  1. Alan November 6, 2013 at 1:07 pm #

    As a carer of someone diagnosed with a mental well-being issue this does not come as a shock or surprise to me for my experience shows that all mental health care from GP to planned admission needs a drastic overhaul. Too much reliance is placed on IAPT where I know some have found the assessment frightening so have not engaged. For some reason CPN’s are seen as the ideal counsellor despite counsellors having considerably more specialised training. One GP did not know the difference between NLP and DBT but was referring to both. Crisis teams that just signpost and do not give any direct support. CAMHS who ignore patient and family history and say there is nothing wrong despite other health professionals recognising there was. Community Mental Health Clinics being sited where there is no community, usually business parks. This has also been accompanied by the destruction of many occupational therapy services. Many of the positive changes that had been made over the last several decades have in more recent years been ignored and in some areas the service has regressed. TICKING BOXES NEEDS TO BE ABOLISHED and the focus must go to being person centred.

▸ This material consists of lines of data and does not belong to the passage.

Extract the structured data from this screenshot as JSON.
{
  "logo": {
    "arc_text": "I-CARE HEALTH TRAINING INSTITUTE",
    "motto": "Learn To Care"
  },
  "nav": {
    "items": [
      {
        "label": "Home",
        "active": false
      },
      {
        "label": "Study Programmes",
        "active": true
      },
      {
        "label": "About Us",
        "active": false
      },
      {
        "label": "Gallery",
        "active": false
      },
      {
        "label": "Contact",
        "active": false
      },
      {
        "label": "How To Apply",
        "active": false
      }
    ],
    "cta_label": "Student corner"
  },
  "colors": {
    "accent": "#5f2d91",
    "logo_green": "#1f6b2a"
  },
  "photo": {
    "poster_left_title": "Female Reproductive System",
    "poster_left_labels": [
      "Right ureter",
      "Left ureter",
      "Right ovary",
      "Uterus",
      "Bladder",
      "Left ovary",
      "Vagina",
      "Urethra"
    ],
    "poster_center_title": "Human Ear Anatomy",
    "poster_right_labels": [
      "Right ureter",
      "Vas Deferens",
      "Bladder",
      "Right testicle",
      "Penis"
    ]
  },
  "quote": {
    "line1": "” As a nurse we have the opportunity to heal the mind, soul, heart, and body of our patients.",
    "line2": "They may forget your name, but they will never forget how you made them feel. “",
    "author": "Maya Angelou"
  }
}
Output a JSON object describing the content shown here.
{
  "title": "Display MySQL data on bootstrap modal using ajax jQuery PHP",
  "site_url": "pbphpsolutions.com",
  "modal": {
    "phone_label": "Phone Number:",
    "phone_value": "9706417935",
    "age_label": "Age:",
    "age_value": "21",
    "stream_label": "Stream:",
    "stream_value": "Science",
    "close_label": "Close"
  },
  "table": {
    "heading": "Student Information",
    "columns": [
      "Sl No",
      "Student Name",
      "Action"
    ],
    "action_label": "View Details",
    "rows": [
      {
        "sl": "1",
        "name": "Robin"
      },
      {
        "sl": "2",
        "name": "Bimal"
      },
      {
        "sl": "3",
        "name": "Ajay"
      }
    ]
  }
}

    A Psychologist I listened to didn’t properly understand Dialectic Behaviour Therapy despite the fact she was regularly practicing it.